My mom and step-dad picked us up in baggage-claim, and the boys ran to grandma and grandpa as soon as we rounded the corner out of security. My mom’s face was all teary when she finally hugged me, and I felt kind of like we just experienced the perfect, movie-like moment. When we got to my parents house, the boys discovered new bikes for both of them, a playhouse including carpeting and a chimney that my mom made, and various other goodies waiting in their room. Within a short time, my dad came over to hang out, my brothers were both by, my sister-in-law showed up with my nephew, my cousin Michael came over, and two friends called about getting together with our kids. No wonder they love it here!

Everything in the world can be found in the bay-area. It is unreal how much is here, and things for kids are no exception. Today we went to this huge, indoor playground, complete with climbing walls, two-story slides, obstacle courses and inflatable trampoline rooms the size of a softball diamonds, no kidding. (I am not going to even wonder why they need an indoor playground when it is always 73 degrees) My kids had a ball; they were a sweaty, tired mess when we left to go have lunch at a friend’s house.

When we returned to my mom’s after lunch, my step-dad had a delivery of dirt dumped by a big dump-truck in the driveway, and was wheel-barrowing it to the backyard.
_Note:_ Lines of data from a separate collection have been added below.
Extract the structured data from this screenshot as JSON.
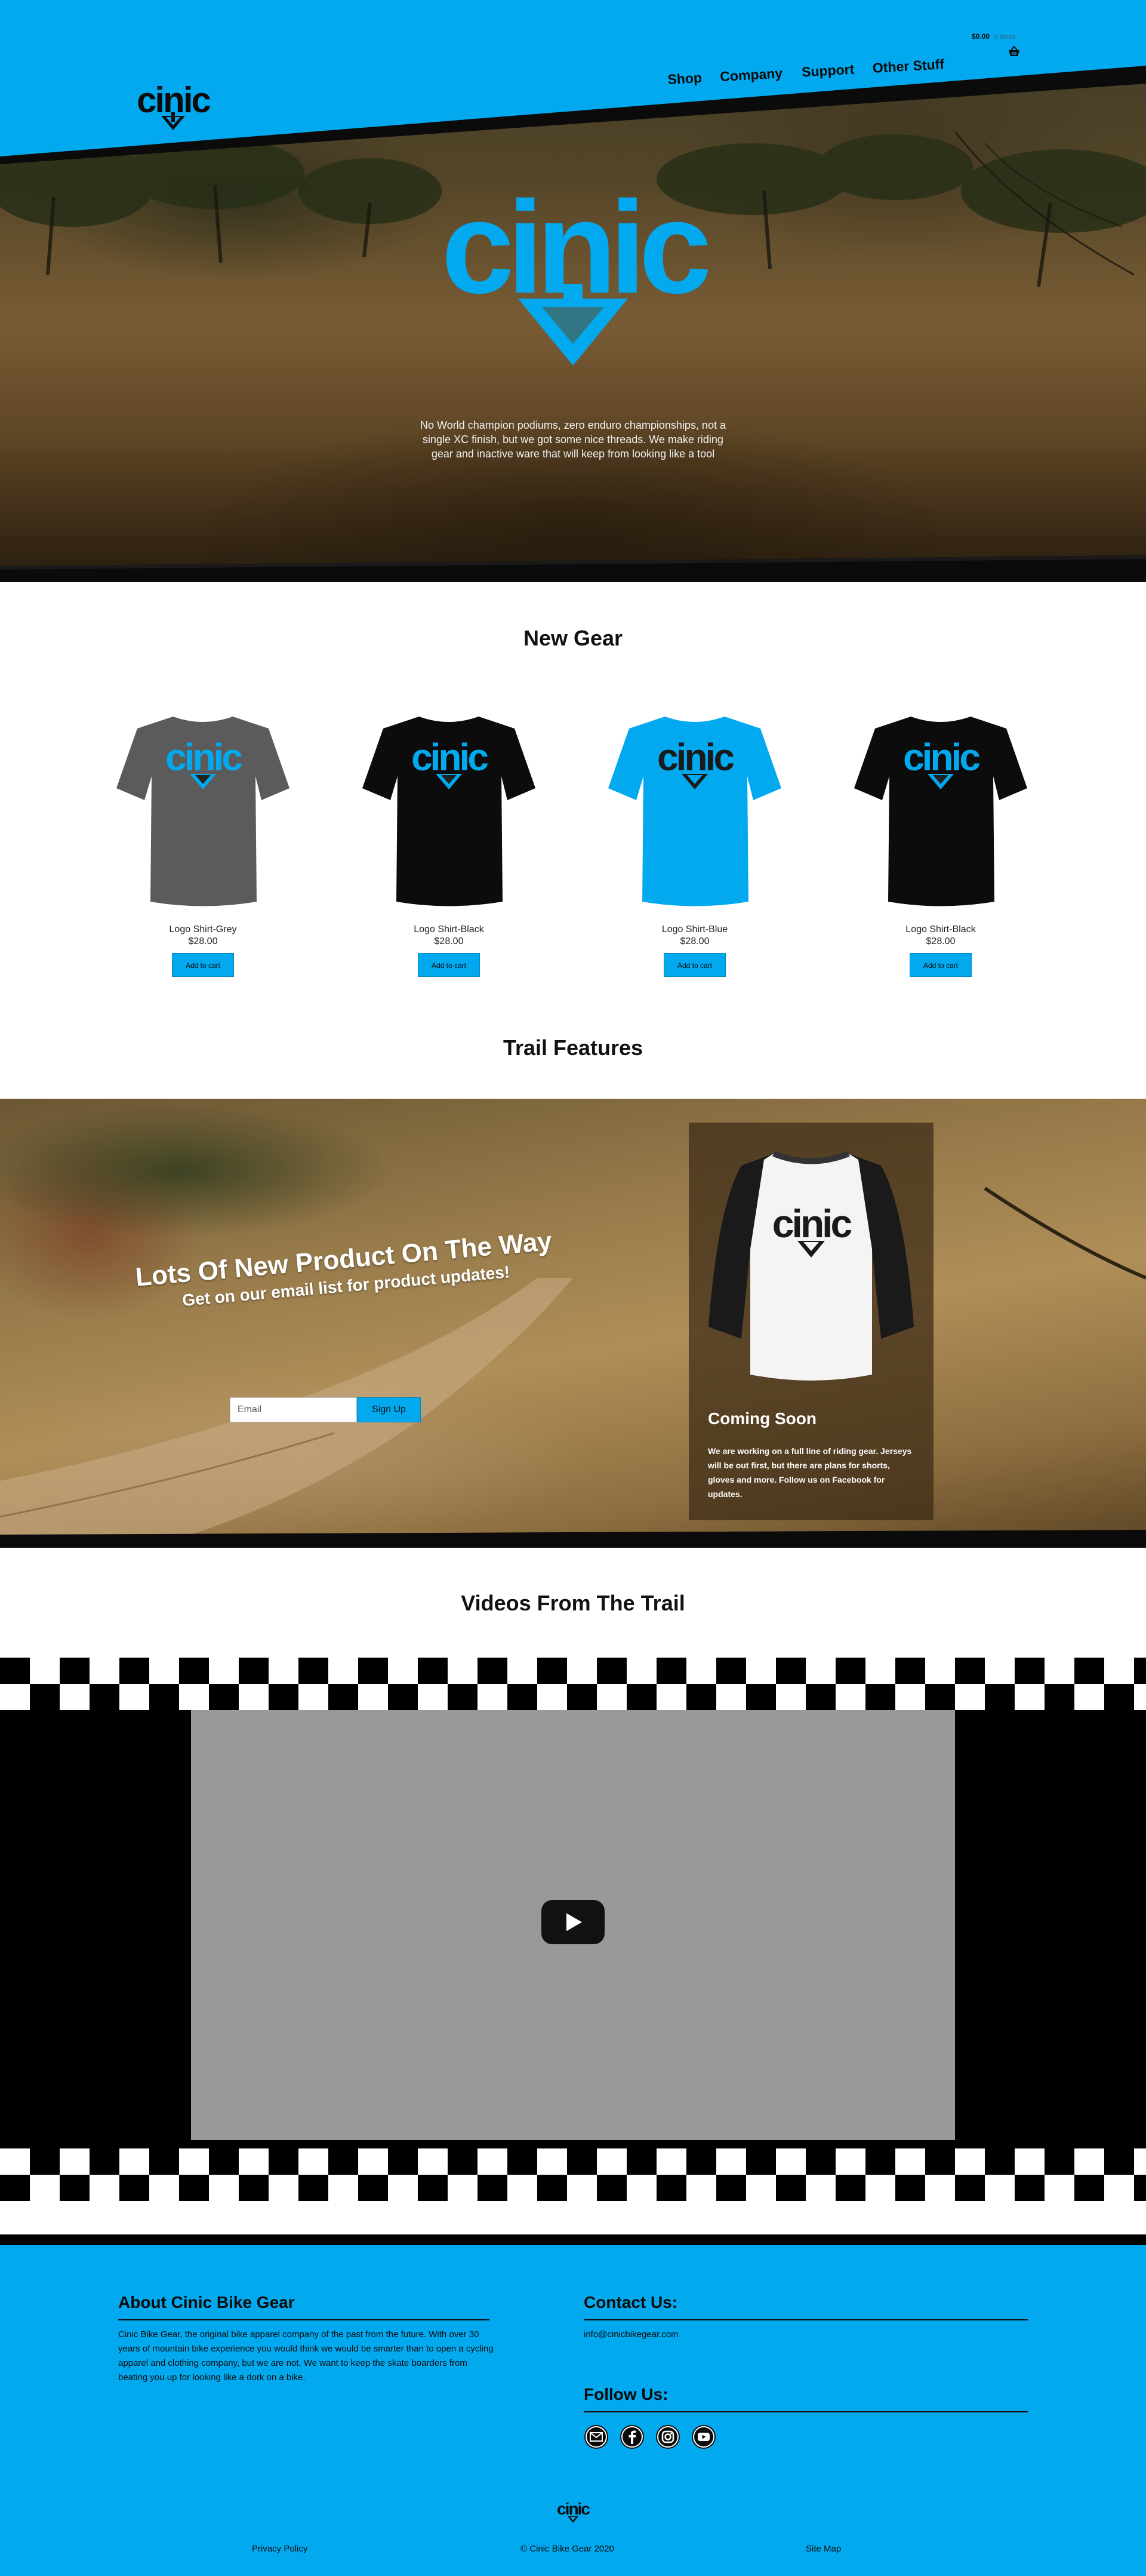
{
  "brand": {
    "logo_text": "cinic",
    "accent_color": "#03a9ef",
    "dark_color": "#0b0b0b"
  },
  "nav": {
    "items": [
      "Shop",
      "Company",
      "Support",
      "Other Stuff"
    ]
  },
  "cart": {
    "amount": "$0.00",
    "count": "0 items",
    "icon": "basket-icon"
  },
  "hero": {
    "tagline": "No World champion podiums, zero enduro championships, not a single XC finish, but we got some nice threads. We make riding gear and inactive ware that will keep from looking like a tool"
  },
  "new_gear": {
    "title": "New Gear",
    "products": [
      {
        "name": "Logo Shirt-Grey",
        "price": "$28.00",
        "button": "Add to cart",
        "color": "#5b5b5b"
      },
      {
        "name": "Logo Shirt-Black",
        "price": "$28.00",
        "button": "Add to cart",
        "color": "#0c0c0c"
      },
      {
        "name": "Logo Shirt-Blue",
        "price": "$28.00",
        "button": "Add to cart",
        "color": "#03a9ef"
      },
      {
        "name": "Logo Shirt-Black",
        "price": "$28.00",
        "button": "Add to cart",
        "color": "#0c0c0c"
      }
    ]
  },
  "trail_features": {
    "title": "Trail Features",
    "promo_title": "Lots Of New Product On The Way",
    "promo_subtitle": "Get on our email list for product updates!",
    "email_placeholder": "Email",
    "signup_label": "Sign Up",
    "coming_soon_title": "Coming Soon",
    "coming_soon_text": "We are working on a full line of riding gear. Jerseys will be out first, but there are plans for shorts, gloves and more. Follow us on Facebook for updates."
  },
  "videos": {
    "title": "Videos From The Trail",
    "play_icon": "youtube-play-icon"
  },
  "footer": {
    "about_title": "About Cinic Bike Gear",
    "about_text": "Cinic Bike Gear, the original bike apparel company of the past from the future. With over 30 years of mountain bike experience you would think we would be smarter than to open a cycling apparel and clothing company, but we are not. We want to keep the skate boarders from beating you up for looking like a dork on a bike.",
    "contact_title": "Contact Us:",
    "contact_email": "info@cinicbikegear.com",
    "follow_title": "Follow Us:",
    "social_icons": [
      "email-icon",
      "facebook-icon",
      "instagram-icon",
      "youtube-icon"
    ],
    "links": [
      "Privacy Policy",
      "© Cinic Bike Gear 2020",
      "Site Map"
    ]
  }
}
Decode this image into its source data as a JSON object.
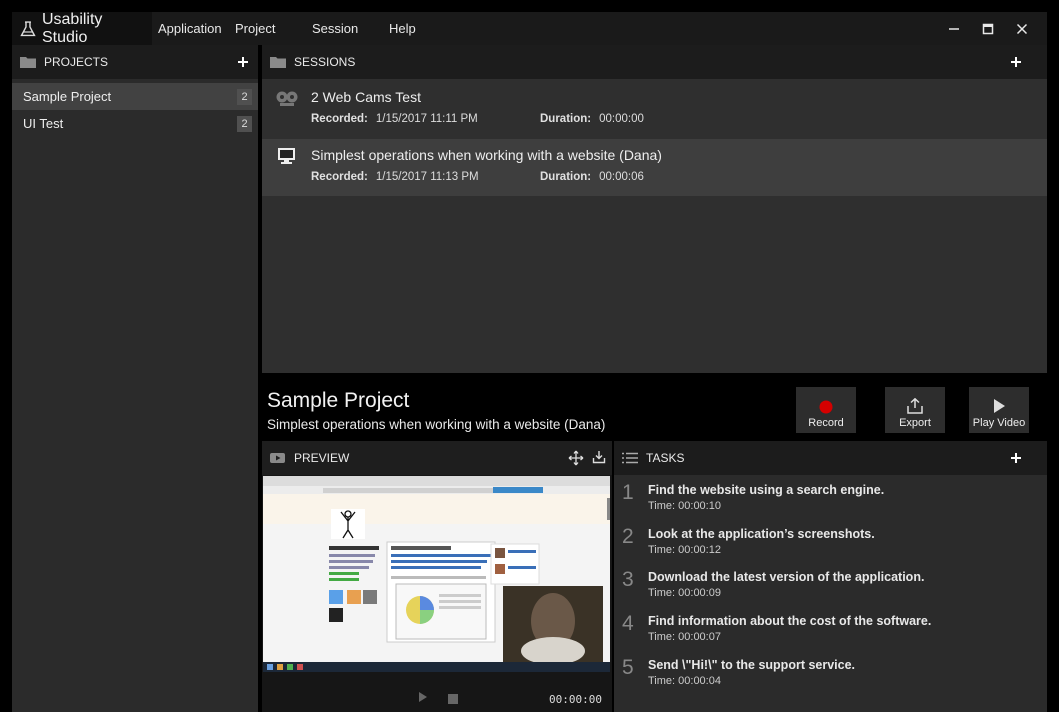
{
  "app": {
    "title": "Usability Studio"
  },
  "menu": [
    {
      "label": "Application"
    },
    {
      "label": "Project"
    },
    {
      "label": "Session"
    },
    {
      "label": "Help"
    }
  ],
  "window_controls": {
    "minimize": "−",
    "maximize": "□",
    "close": "✕"
  },
  "projects": {
    "header": "PROJECTS",
    "items": [
      {
        "name": "Sample Project",
        "count": "2"
      },
      {
        "name": "UI Test",
        "count": "2"
      }
    ]
  },
  "sessions": {
    "header": "SESSIONS",
    "items": [
      {
        "title": "2 Web Cams Test",
        "recorded_label": "Recorded:",
        "recorded": "1/15/2017 11:11 PM",
        "duration_label": "Duration:",
        "duration": "00:00:00",
        "icon": "webcam-icon"
      },
      {
        "title": "Simplest operations when working with a website (Dana)",
        "recorded_label": "Recorded:",
        "recorded": "1/15/2017 11:13 PM",
        "duration_label": "Duration:",
        "duration": "00:00:06",
        "icon": "monitor-icon"
      }
    ]
  },
  "info": {
    "project_title": "Sample Project",
    "session_subtitle": "Simplest operations when working with a website (Dana)"
  },
  "toolbar": {
    "record_label": "Record",
    "export_label": "Export",
    "play_label": "Play Video",
    "record_color": "#d40000"
  },
  "preview": {
    "header": "PREVIEW",
    "time": "00:00:00"
  },
  "tasks": {
    "header": "TASKS",
    "items": [
      {
        "num": "1",
        "name": "Find the website using a search engine.",
        "time": "Time: 00:00:10"
      },
      {
        "num": "2",
        "name": "Look at the application’s screenshots.",
        "time": "Time: 00:00:12"
      },
      {
        "num": "3",
        "name": "Download the latest version of the application.",
        "time": "Time: 00:00:09"
      },
      {
        "num": "4",
        "name": "Find information about the cost of the software.",
        "time": "Time: 00:00:07"
      },
      {
        "num": "5",
        "name": "Send \\\"Hi!\\\" to the support service.",
        "time": "Time: 00:00:04"
      }
    ]
  }
}
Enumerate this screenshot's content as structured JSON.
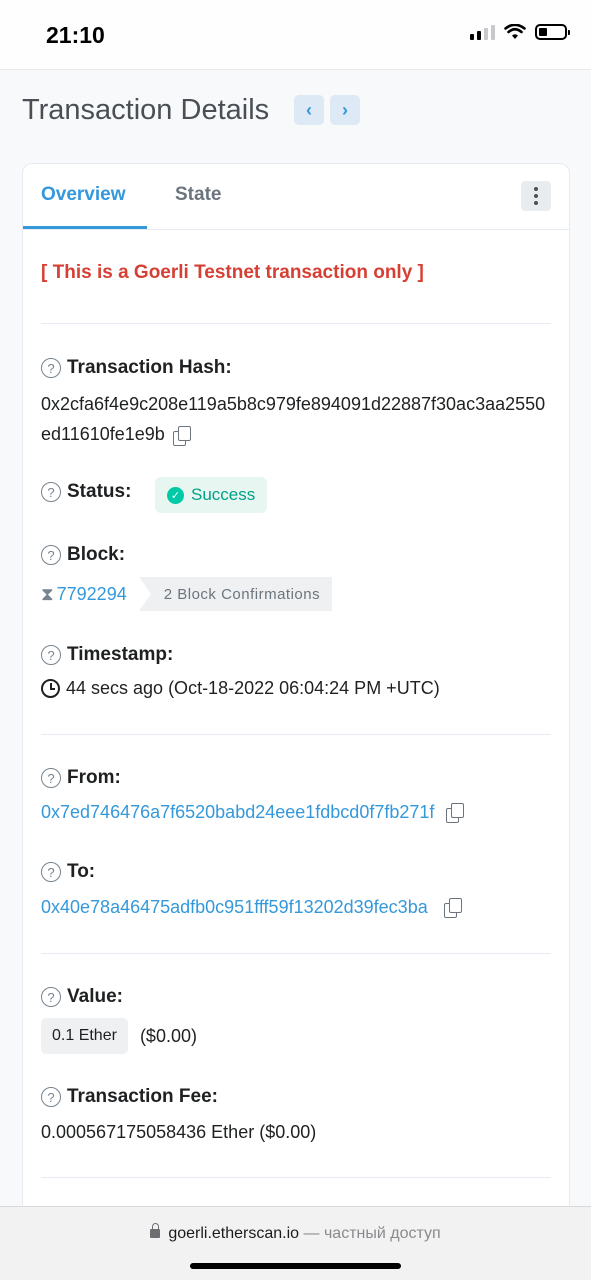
{
  "status_bar": {
    "time": "21:10"
  },
  "header": {
    "title": "Transaction Details",
    "prev_label": "‹",
    "next_label": "›"
  },
  "tabs": [
    {
      "label": "Overview",
      "active": true
    },
    {
      "label": "State",
      "active": false
    }
  ],
  "testnet_notice": "[ This is a Goerli Testnet transaction only ]",
  "fields": {
    "tx_hash": {
      "label": "Transaction Hash:",
      "value": "0x2cfa6f4e9c208e119a5b8c979fe894091d22887f30ac3aa2550ed11610fe1e9b"
    },
    "status": {
      "label": "Status:",
      "value": "Success"
    },
    "block": {
      "label": "Block:",
      "number": "7792294",
      "confirmations": "2 Block Confirmations"
    },
    "timestamp": {
      "label": "Timestamp:",
      "value": "44 secs ago (Oct-18-2022 06:04:24 PM +UTC)"
    },
    "from": {
      "label": "From:",
      "value": "0x7ed746476a7f6520babd24eee1fdbcd0f7fb271f"
    },
    "to": {
      "label": "To:",
      "value": "0x40e78a46475adfb0c951fff59f13202d39fec3ba"
    },
    "value": {
      "label": "Value:",
      "amount": "0.1 Ether",
      "usd": "($0.00)"
    },
    "fee": {
      "label": "Transaction Fee:",
      "value": "0.000567175058436 Ether ($0.00)"
    }
  },
  "browser": {
    "domain": "goerli.etherscan.io",
    "suffix": " — частный доступ"
  },
  "colors": {
    "link": "#3498db",
    "danger": "#d63f33",
    "success": "#00a186"
  }
}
Is there anything in the world more dear to hearts of 2 and 4 year-olds than grandpas, dump-trucks and dirt? I am hard-pressed to think of anything better.

Right now they are getting ready to walk to the new multi-million-dollar park (1/2 a block away) and ride their new bikes. I get some peace and quiet, and they get one-on-one with grandma and grandpa. We are celebrating my sister-in-law’s birthday this evening, and tomorrow there is a big party at my cousins house.

Why did we ever leave this magical place? I haven’t forgotten, but that, my friends, is another post, on another day. For now, I am out to enjoy the magical air of a northern Califonia late summer afternoon.